They should design processes, systems, and strategies that enable effective coordination between the stakeholders involved in the service delivery. This can involve optimizing workflows, enhancing communication channels, and streamlining operations between different teams or departments.
What is Service Blueprinting and Why You Need It
Service blueprinting is a tool used by service designers to map out the various touchpoints, interactions, and processes involved in delivering a service. A service blueprint is essentially a visual representation of the service journey, from the customer’s perspective. It includes different layers that help service designers identify pain points, opportunities, and areas for improvement.
Service blueprinting typically includes five key layers:
The customer journey: This layer includes the different stages involved in the service journey, from the customer’s point of view.
Frontstage actions: This layer includes all of the activities that the customers can see or experience directly, such as the website, the mobile app, or the physical store.
Backstage actions: This layer includes all of the activities that are not visible to the customers, such as the inventory management, the logistics, or the administrative tasks.

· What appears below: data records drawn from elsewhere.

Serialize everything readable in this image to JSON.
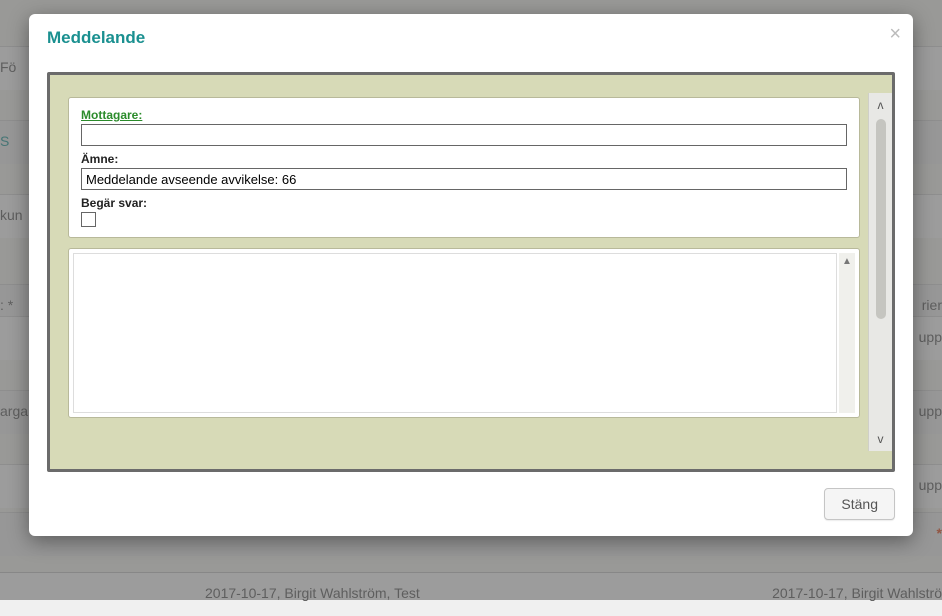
{
  "modal": {
    "title": "Meddelande",
    "close_icon": "×",
    "close_button": "Stäng"
  },
  "form": {
    "recipient_label": "Mottagare:",
    "recipient_value": "",
    "subject_label": "Ämne:",
    "subject_value": "Meddelande avseende avvikelse: 66",
    "request_reply_label": "Begär svar:",
    "request_reply_checked": false,
    "body_value": ""
  },
  "background": {
    "entry1": "2017-10-17, Birgit Wahlström, Test",
    "entry2": "2017-10-17, Birgit Wahlströ",
    "frag_fo": "Fö",
    "frag_s": "S",
    "frag_kun": "kun",
    "frag_star": ": *",
    "frag_arga": "arga",
    "frag_rier": "rier",
    "frag_upp": "upp",
    "frag_star2": "*"
  }
}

Support processes: This layer includes the supporting processes that enable service delivery, such as internal communication channels, workflows, and standard operating procedures.

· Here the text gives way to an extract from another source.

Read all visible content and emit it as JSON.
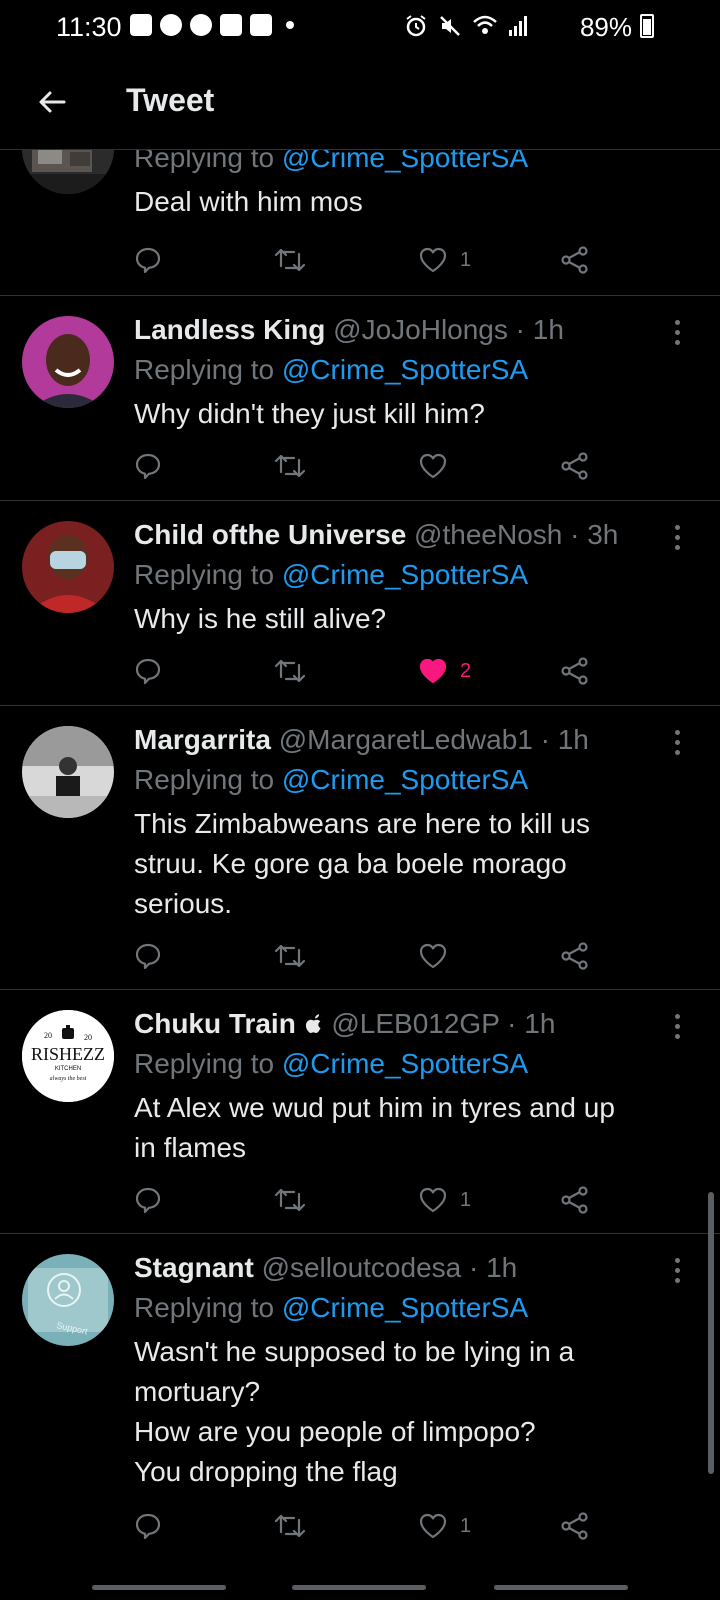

Physical evidence: This layer includes all of the physical and digital elements involved in delivering a service, such as signage, furniture, equipment, or branding materials.
Service designers can use service blueprinting to identify areas where the service is falling short or where improvements can be made. This can lead to a better overall customer experience and more efficient service delivery.
UX Vs. CX Vs. SD
UX (user experience) and CX (customer experience) are two terms that are often used interchangeably with service design.
While there are similarities between these disciplines, they are not the same thing.
UX focuses on the user’s interaction with a particular product or service, whereas CX focuses on the customer’s overall perception of a brand or company.
Service design, on the other hand, is focused on the end-to-end service experience, including all of the touchpoints, interactions, and processes involved in delivering a service.
Service design can be seen as an umbrella term that encompasses both UX and CX. This is because service designers need to take into account both the user’s interaction with the service (UX) and the customer’s perception of the service (CX) to create a seamless service experience.
Service design is a multidisciplinary and iterative process that involves deep research, ideation, testing, and refinement.
By understanding the three key components of service design (people, props, processes), the scope of service design (from frontstage to backstage), and the basics of service blueprinting, service designers can create a service experience that is effective, efficient, engaging, and enjoyable for everyone involved.
Service design is a highly collaborative and customer-oriented approach that can lead to increased customer satisfaction, retention, and loyalty, as well as reduced costs and improved efficiency for the service provider.
As such, it’s a valuable tool that can benefit a wide range of industries, from healthcare to finance to retail.